----- DATA RECORDS

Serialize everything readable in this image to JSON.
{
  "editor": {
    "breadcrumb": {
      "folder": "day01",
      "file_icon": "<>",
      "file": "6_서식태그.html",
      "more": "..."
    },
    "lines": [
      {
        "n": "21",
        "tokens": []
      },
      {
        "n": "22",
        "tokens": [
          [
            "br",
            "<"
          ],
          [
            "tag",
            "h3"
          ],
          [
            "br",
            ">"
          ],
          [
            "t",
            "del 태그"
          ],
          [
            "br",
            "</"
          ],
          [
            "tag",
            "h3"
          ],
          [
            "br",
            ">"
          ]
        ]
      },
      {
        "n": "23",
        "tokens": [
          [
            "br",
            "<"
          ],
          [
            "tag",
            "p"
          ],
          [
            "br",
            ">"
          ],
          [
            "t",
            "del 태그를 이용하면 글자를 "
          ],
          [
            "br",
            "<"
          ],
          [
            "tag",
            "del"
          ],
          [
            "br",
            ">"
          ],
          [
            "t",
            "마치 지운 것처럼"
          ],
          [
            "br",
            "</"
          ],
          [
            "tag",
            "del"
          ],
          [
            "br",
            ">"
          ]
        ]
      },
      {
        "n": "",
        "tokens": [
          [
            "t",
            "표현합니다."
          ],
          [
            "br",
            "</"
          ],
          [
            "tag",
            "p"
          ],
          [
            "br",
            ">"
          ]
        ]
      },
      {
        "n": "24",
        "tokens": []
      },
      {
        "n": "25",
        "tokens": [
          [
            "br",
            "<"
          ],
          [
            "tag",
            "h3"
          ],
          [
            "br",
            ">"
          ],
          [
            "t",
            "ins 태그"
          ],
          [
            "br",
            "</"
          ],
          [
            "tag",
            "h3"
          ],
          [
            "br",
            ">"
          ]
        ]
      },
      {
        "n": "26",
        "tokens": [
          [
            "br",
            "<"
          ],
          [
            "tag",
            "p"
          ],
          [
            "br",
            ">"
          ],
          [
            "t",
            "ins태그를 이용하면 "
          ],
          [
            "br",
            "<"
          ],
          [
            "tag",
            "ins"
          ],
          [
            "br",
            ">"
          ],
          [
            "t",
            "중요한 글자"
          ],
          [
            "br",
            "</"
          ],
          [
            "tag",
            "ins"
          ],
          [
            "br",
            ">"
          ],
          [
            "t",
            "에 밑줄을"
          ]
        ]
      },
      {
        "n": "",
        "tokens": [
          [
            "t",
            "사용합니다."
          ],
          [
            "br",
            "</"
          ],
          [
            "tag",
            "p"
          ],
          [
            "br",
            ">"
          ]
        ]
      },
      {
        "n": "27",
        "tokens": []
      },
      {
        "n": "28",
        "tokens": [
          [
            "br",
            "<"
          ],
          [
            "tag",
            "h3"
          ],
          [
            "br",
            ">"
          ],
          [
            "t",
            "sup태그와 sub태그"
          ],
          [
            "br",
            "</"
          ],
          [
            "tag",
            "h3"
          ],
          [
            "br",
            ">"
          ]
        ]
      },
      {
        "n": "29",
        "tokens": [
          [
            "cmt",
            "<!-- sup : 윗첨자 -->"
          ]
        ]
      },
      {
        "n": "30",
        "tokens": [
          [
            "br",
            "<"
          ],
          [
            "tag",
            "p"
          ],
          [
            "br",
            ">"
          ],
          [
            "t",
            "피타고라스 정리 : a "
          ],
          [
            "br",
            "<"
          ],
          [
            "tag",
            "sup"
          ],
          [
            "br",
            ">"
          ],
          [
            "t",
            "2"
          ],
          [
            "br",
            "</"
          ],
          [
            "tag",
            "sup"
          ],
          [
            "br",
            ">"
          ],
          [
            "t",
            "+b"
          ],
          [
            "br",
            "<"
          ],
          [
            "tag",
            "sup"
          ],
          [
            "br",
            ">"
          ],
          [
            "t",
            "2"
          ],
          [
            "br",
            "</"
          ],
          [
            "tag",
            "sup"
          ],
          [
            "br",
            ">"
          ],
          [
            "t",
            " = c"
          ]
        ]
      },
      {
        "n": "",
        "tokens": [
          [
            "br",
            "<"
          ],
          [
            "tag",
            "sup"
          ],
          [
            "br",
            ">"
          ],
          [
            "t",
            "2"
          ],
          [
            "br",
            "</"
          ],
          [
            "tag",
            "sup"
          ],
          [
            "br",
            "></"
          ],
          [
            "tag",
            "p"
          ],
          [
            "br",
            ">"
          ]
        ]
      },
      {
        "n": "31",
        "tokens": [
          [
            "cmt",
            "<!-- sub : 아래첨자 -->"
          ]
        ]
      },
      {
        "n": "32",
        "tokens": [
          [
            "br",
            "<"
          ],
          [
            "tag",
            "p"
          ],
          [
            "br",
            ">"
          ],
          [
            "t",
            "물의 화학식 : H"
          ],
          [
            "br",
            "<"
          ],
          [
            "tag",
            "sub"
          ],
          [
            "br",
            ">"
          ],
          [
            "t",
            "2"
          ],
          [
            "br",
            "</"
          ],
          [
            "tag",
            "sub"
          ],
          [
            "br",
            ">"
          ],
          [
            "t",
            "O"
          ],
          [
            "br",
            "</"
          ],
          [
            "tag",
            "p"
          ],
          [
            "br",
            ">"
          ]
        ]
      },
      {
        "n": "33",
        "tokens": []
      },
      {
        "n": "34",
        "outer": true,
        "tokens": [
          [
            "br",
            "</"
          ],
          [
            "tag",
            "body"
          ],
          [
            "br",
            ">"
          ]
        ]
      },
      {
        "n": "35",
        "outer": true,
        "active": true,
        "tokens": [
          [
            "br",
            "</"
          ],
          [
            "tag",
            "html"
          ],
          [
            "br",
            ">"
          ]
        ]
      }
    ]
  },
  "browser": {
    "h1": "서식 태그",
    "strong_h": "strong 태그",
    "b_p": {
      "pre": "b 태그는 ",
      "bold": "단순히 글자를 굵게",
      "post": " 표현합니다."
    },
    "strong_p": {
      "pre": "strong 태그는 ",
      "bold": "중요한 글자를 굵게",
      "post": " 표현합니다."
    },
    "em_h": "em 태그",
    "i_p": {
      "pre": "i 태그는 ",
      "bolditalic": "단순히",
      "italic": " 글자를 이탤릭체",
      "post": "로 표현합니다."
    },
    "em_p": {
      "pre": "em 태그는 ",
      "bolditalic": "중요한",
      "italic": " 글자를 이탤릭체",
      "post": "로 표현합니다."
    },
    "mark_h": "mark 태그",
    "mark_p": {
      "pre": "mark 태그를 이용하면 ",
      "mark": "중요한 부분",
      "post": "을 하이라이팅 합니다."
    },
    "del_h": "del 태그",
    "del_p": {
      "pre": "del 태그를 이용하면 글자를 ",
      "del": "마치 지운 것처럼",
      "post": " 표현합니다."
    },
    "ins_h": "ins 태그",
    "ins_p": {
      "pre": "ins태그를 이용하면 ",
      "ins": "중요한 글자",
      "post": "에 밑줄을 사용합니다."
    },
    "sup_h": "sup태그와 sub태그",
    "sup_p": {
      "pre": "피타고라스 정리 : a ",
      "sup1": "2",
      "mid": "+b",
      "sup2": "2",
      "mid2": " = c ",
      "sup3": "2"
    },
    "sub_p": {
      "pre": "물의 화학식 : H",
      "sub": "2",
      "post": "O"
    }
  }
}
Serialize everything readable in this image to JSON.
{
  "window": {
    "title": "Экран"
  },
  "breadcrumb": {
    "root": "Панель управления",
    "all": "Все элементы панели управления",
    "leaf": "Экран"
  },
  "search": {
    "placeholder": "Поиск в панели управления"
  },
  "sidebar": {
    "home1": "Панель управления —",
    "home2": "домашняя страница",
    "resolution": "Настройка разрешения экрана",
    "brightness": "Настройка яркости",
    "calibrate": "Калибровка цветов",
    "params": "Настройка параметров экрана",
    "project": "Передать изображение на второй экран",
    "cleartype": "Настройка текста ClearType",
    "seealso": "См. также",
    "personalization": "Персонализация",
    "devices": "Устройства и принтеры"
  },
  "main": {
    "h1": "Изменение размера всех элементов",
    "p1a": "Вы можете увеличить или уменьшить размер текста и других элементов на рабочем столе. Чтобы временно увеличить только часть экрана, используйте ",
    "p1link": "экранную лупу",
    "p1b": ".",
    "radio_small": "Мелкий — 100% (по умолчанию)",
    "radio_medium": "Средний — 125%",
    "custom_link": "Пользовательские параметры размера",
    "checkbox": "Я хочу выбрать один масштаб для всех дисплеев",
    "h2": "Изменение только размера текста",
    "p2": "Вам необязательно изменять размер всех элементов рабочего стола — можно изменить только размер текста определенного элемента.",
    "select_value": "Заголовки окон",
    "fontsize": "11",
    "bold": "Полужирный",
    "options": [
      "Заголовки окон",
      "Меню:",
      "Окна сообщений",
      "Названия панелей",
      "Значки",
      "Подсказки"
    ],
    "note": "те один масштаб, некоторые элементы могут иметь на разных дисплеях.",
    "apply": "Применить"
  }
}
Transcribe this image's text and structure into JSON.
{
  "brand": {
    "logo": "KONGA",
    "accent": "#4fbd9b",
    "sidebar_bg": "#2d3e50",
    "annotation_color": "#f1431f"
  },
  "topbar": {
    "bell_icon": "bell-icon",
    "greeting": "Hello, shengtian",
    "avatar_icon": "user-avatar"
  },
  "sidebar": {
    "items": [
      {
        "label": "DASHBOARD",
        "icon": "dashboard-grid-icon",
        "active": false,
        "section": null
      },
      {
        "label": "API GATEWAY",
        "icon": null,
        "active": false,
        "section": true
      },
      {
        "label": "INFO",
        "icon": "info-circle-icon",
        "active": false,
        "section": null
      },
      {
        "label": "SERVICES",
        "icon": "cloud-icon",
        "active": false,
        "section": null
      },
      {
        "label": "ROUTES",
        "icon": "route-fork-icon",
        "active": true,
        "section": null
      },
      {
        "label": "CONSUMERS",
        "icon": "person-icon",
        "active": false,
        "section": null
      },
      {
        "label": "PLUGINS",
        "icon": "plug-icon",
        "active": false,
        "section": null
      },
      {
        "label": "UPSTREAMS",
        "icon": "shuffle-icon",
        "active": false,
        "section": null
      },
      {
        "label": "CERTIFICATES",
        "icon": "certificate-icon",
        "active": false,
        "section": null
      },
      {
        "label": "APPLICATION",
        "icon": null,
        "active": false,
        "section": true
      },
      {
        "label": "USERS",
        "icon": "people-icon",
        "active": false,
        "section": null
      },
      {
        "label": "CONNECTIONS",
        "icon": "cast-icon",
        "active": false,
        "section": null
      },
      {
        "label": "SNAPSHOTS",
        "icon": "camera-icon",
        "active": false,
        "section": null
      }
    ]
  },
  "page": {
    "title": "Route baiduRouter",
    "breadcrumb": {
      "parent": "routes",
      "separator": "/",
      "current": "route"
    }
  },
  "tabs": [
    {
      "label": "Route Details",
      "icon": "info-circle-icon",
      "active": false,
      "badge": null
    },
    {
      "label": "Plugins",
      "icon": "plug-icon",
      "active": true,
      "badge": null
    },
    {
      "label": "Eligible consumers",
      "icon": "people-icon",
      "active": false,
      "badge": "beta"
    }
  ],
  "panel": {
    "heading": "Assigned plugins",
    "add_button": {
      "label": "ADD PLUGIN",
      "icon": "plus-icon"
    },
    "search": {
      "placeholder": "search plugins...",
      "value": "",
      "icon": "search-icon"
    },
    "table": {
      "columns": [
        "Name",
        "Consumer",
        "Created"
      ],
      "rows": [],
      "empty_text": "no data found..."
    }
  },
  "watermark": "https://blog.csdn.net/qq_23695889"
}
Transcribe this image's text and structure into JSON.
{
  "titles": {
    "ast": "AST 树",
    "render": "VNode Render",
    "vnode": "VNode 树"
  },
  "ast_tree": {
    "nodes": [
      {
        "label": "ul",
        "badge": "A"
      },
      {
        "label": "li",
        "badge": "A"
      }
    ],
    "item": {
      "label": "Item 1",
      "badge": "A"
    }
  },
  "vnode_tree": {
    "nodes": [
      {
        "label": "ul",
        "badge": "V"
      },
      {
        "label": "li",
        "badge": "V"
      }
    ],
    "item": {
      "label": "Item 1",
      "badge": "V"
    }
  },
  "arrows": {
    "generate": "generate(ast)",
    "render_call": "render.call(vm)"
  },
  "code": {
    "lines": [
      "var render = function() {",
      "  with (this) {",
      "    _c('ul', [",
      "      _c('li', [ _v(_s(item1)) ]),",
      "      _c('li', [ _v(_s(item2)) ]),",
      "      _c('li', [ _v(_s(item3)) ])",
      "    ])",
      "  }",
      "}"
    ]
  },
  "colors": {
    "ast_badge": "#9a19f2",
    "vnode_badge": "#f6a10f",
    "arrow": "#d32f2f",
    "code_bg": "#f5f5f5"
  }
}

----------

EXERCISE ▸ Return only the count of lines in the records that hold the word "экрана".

ANSWER TO THE PROBLEM ▸ 3